White Sox manager Rick Renteria challenged the ruling on the field, but it was upheld after replay review. Anderson had a brief conversation with umpire Joe West then went back to his position. Shortly thereafter, West ejected Anderson, who became irate.

After the game, Anderson said of West, via Vinnie Duber of NBC Sports Chicago, “I asked him a question, and he kind of got pissed at me. I asked him if he saw [Báez] reach for my leg in the replay. He asked me if I was going to argue that, and I said, ‘No, I was just asking a question.’ And after that I didn’t say anything else. He started barking at me. Kept staring me down. I gave him, ‘Why you keep looking at me?’ Did that twice and threw me out.”

Anderson then said, “I don’t have much to say about him. Everybody knows he’s terrible. But I didn’t say much and he threw me out. It’s OK.” Anderson added about the play in which one can see Báez reach his arm out to interfere with Anderson, “Yeah, definitely. You could see it in the replay. That’s just one of the many that they missed in New York, I guess.”

Anderson’s criticism of West doesn’t come as a surprise. West has had a reputation as an instigator for decades. Major League Baseball almost never holds umpires accountable for their conduct on the field and some umpires, like West, take advantage of this knowledge.

It was a bittersweet ending for Anderson as he homered earlier in the game, becoming the first White Sox shortstop ever to have 20 home runs and 20 stolen bases in the same season. It’s just the sixth 20/20 season in White Sox history, joining Alex Ríos (2010, 2012), Ray Durham (2001), Magglio Ordóñez (2001), and Tommie Agee.

Anderson accounted for the only run the White Sox scored on Sunday against the Cubs with an RBI double.
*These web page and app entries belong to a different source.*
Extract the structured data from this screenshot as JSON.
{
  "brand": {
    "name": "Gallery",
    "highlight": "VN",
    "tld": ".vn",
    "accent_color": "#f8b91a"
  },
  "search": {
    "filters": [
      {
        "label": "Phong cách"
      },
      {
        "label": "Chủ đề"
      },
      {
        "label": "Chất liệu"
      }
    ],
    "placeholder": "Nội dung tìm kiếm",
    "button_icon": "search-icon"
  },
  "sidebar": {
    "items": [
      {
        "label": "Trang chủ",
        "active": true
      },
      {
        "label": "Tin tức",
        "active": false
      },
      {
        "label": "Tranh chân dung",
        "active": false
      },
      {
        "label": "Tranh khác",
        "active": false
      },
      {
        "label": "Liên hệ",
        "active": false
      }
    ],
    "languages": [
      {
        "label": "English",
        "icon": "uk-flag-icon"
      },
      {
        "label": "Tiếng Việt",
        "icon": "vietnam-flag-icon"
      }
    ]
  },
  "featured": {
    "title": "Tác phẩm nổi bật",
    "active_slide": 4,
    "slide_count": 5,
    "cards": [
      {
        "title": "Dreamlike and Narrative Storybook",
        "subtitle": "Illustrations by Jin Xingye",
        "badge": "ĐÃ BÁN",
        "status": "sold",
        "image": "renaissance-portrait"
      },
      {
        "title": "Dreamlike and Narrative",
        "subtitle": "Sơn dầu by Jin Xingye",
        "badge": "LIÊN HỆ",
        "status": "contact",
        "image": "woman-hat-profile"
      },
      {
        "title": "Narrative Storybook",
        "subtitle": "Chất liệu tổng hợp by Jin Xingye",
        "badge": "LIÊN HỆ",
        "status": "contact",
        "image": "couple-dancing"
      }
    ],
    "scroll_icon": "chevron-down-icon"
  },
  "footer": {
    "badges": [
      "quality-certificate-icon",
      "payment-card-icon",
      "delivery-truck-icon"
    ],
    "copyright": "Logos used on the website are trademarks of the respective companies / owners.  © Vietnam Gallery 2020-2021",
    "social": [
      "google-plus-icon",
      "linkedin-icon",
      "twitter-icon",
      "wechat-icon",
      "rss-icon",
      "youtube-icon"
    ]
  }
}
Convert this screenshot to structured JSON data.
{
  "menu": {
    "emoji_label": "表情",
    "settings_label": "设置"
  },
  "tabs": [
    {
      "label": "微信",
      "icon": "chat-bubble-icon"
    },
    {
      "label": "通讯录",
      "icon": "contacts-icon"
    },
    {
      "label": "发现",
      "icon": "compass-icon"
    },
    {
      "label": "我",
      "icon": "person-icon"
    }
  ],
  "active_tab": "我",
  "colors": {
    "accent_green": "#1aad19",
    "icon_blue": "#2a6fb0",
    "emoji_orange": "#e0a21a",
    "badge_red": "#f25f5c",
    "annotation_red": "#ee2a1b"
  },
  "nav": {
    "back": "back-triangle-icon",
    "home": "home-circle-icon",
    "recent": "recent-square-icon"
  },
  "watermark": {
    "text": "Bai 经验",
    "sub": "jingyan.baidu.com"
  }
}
On the season, he’s hitting .243/.284/.412 with those 20 homers, 26 steals, 64 RBI, and 76 runs in 594 plate appearances.